* _Task details_: For each line below that contains the word "skin", return that line.

Excerpts from an interface dataset
-- Opening Marker --
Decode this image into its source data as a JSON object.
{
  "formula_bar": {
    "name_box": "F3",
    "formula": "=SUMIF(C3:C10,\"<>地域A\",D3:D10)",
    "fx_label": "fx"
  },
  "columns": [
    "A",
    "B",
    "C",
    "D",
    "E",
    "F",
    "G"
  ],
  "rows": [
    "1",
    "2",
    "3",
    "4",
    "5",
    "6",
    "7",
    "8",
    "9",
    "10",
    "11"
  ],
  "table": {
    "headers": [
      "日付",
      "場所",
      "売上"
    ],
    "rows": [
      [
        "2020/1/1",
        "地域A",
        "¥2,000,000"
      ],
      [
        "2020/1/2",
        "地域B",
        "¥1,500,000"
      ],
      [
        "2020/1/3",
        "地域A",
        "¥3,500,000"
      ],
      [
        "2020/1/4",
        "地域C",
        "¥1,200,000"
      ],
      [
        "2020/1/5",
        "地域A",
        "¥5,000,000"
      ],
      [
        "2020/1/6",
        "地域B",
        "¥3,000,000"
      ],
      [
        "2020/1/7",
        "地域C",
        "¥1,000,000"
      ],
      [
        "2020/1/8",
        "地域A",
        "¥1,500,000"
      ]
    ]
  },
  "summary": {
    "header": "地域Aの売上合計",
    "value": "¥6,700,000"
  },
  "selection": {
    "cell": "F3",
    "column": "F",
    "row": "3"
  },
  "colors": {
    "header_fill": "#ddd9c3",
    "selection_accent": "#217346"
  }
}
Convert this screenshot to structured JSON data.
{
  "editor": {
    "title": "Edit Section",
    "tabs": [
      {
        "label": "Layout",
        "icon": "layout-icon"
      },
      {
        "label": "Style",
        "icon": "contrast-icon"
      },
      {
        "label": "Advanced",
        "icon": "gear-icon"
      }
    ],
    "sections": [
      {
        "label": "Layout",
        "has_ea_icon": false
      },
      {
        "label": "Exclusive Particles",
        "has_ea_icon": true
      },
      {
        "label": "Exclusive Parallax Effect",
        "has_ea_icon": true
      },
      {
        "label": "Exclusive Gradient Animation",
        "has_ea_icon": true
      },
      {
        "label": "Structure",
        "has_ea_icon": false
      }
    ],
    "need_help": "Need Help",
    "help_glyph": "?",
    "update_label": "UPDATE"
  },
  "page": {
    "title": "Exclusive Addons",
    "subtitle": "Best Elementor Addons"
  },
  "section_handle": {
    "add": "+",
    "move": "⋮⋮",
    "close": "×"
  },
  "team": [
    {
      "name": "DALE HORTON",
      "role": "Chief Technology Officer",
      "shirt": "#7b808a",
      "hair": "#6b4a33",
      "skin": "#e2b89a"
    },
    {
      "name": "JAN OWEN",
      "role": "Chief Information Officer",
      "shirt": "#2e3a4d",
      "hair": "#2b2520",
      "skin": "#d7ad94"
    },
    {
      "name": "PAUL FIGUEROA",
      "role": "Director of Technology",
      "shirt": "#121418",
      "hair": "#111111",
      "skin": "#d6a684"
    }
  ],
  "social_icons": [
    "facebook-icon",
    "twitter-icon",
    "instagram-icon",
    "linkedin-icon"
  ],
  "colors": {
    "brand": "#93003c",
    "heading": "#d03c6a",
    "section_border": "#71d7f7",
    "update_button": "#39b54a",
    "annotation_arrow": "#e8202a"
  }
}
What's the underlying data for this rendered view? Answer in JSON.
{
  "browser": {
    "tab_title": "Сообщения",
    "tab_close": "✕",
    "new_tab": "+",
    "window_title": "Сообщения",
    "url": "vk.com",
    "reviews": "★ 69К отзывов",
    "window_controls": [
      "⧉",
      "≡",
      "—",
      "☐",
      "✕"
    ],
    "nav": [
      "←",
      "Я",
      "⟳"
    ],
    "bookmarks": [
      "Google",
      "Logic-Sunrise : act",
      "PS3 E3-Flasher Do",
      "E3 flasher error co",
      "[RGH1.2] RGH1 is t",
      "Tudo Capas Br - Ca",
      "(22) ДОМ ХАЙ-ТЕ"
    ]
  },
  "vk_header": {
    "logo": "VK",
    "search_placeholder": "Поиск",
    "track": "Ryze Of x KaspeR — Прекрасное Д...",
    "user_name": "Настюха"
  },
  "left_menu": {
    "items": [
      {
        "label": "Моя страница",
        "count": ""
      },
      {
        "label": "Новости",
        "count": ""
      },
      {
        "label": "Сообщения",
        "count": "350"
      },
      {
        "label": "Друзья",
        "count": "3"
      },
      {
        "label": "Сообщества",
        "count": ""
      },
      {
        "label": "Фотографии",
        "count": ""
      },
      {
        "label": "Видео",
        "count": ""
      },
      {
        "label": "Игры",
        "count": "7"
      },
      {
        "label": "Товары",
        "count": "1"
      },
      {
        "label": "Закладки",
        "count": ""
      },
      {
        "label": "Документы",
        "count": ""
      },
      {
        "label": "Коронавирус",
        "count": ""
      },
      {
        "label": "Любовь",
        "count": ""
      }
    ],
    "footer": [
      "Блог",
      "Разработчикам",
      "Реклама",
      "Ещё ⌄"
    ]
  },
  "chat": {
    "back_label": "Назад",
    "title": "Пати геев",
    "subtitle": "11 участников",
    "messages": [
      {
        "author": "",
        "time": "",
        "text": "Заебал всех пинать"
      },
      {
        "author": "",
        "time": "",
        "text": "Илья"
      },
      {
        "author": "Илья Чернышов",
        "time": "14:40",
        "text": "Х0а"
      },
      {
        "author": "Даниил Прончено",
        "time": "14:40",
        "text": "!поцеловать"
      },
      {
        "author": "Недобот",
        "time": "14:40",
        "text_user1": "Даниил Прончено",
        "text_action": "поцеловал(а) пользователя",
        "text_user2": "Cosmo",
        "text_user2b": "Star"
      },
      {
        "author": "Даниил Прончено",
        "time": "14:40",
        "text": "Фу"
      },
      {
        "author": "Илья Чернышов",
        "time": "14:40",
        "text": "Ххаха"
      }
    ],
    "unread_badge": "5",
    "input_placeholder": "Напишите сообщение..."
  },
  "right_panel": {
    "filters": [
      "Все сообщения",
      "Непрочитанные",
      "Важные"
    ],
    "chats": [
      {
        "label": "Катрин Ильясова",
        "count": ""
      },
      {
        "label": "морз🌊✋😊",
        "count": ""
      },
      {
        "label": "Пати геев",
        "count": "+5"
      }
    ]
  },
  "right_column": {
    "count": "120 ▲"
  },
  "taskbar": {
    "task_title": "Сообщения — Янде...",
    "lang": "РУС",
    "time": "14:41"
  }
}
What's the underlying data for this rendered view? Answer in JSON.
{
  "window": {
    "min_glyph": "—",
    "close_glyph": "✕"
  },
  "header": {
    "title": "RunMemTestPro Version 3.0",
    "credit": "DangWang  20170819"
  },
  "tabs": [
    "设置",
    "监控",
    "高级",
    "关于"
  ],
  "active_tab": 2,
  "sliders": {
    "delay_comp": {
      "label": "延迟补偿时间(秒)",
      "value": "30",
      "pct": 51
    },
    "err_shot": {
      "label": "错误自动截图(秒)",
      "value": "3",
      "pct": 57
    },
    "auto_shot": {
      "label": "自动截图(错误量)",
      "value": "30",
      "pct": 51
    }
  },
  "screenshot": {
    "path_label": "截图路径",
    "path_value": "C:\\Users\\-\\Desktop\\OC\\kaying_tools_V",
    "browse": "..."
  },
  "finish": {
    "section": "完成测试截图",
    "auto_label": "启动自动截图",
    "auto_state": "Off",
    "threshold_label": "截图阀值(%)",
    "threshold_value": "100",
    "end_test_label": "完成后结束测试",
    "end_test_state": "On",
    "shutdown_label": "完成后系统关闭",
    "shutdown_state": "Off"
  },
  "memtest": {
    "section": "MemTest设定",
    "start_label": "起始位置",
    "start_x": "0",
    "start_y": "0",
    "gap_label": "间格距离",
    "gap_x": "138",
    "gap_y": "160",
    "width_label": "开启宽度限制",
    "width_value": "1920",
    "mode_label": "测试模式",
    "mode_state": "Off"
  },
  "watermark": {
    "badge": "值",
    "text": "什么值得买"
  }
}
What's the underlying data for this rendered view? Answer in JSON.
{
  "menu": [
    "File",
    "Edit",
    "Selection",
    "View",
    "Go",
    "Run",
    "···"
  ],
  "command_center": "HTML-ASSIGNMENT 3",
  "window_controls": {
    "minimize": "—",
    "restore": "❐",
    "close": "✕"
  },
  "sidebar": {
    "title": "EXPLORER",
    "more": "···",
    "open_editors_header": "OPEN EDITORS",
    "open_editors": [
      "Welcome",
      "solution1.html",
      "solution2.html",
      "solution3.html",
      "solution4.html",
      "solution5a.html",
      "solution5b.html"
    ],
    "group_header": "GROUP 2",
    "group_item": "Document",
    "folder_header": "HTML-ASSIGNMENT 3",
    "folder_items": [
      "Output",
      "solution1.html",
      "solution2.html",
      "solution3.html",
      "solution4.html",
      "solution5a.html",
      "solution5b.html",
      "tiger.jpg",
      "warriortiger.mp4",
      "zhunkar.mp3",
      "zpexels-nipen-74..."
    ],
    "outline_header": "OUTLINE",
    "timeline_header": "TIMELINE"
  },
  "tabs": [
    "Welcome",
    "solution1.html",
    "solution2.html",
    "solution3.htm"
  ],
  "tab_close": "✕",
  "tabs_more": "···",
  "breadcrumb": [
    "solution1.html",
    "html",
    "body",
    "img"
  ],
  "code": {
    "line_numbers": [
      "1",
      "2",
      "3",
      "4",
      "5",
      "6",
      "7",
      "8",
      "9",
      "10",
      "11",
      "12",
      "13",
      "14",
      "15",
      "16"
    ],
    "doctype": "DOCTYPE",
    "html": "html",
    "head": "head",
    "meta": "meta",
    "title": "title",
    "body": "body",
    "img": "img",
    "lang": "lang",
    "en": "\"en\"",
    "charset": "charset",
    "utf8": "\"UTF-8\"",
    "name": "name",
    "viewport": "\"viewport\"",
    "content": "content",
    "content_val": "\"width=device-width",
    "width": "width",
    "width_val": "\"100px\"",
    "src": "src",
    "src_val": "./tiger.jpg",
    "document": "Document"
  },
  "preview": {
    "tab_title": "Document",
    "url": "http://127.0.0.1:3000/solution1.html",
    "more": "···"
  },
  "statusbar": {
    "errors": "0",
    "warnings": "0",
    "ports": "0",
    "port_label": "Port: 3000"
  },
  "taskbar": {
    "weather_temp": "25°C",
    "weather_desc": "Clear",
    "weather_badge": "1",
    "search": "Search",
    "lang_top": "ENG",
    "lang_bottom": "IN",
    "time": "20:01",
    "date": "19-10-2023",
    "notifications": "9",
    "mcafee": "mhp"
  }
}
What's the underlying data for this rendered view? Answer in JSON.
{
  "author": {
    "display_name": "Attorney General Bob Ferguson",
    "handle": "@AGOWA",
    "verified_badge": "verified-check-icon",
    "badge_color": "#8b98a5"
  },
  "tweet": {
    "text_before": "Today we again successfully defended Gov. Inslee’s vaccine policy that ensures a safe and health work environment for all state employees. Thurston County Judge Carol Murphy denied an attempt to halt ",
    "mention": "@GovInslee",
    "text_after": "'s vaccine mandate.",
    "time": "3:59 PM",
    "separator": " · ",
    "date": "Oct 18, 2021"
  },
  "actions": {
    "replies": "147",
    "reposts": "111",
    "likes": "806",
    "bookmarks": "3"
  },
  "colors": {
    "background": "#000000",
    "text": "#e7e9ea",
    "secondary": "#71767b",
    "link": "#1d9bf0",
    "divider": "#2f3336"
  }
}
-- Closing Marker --
* _Response for this exercise_:
      "skin": "#e2b89a"
      "skin": "#d7ad94"
      "skin": "#d6a684"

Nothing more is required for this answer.